Give back the entries below verbatim.

■ Input data
—————

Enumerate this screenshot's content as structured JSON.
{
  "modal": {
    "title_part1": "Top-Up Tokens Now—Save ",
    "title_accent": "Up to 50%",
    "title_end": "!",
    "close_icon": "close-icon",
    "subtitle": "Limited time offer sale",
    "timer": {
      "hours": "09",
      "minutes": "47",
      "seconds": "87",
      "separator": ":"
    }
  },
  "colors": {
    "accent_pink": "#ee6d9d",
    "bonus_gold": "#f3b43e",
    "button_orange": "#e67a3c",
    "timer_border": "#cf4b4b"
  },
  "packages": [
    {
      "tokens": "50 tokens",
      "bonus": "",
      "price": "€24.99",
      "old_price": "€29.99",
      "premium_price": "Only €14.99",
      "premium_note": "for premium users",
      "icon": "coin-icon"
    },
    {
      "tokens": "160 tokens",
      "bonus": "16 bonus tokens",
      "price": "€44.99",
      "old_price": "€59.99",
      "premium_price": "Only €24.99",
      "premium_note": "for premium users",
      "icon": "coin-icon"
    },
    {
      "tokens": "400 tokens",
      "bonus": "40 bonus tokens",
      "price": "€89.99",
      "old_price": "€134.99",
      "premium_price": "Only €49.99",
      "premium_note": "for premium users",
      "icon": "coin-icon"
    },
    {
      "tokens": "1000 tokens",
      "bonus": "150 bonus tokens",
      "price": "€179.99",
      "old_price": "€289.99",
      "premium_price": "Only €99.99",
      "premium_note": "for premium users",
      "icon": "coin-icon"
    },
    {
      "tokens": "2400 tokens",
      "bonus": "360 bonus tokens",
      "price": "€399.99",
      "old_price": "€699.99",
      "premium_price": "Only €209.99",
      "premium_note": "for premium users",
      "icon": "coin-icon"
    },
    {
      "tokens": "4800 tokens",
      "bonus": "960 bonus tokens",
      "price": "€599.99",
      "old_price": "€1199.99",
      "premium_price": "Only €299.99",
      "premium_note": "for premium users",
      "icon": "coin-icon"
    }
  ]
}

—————

■ Exercise output
Enumerate this screenshot's content as structured JSON.
{
  "modal": {
    "title_part1": "Top-Up Tokens Now—Save ",
    "title_accent": "Up to 50%",
    "title_end": "!",
    "close_icon": "close-icon",
    "subtitle": "Limited time offer sale",
    "timer": {
      "hours": "09",
      "minutes": "47",
      "seconds": "87",
      "separator": ":"
    }
  },
  "colors": {
    "accent_pink": "#ee6d9d",
    "bonus_gold": "#f3b43e",
    "button_orange": "#e67a3c",
    "timer_border": "#cf4b4b"
  },
  "packages": [
    {
      "tokens": "50 tokens",
      "bonus": "",
      "price": "€24.99",
      "old_price": "€29.99",
      "premium_price": "Only €14.99",
      "premium_note": "for premium users",
      "icon": "coin-icon"
    },
    {
      "tokens": "160 tokens",
      "bonus": "16 bonus tokens",
      "price": "€44.99",
      "old_price": "€59.99",
      "premium_price": "Only €24.99",
      "premium_note": "for premium users",
      "icon": "coin-icon"
    },
    {
      "tokens": "400 tokens",
      "bonus": "40 bonus tokens",
      "price": "€89.99",
      "old_price": "€134.99",
      "premium_price": "Only €49.99",
      "premium_note": "for premium users",
      "icon": "coin-icon"
    },
    {
      "tokens": "1000 tokens",
      "bonus": "150 bonus tokens",
      "price": "€179.99",
      "old_price": "€289.99",
      "premium_price": "Only €99.99",
      "premium_note": "for premium users",
      "icon": "coin-icon"
    },
    {
      "tokens": "2400 tokens",
      "bonus": "360 bonus tokens",
      "price": "€399.99",
      "old_price": "€699.99",
      "premium_price": "Only €209.99",
      "premium_note": "for premium users",
      "icon": "coin-icon"
    },
    {
      "tokens": "4800 tokens",
      "bonus": "960 bonus tokens",
      "price": "€599.99",
      "old_price": "€1199.99",
      "premium_price": "Only €299.99",
      "premium_note": "for premium users",
      "icon": "coin-icon"
    }
  ]
}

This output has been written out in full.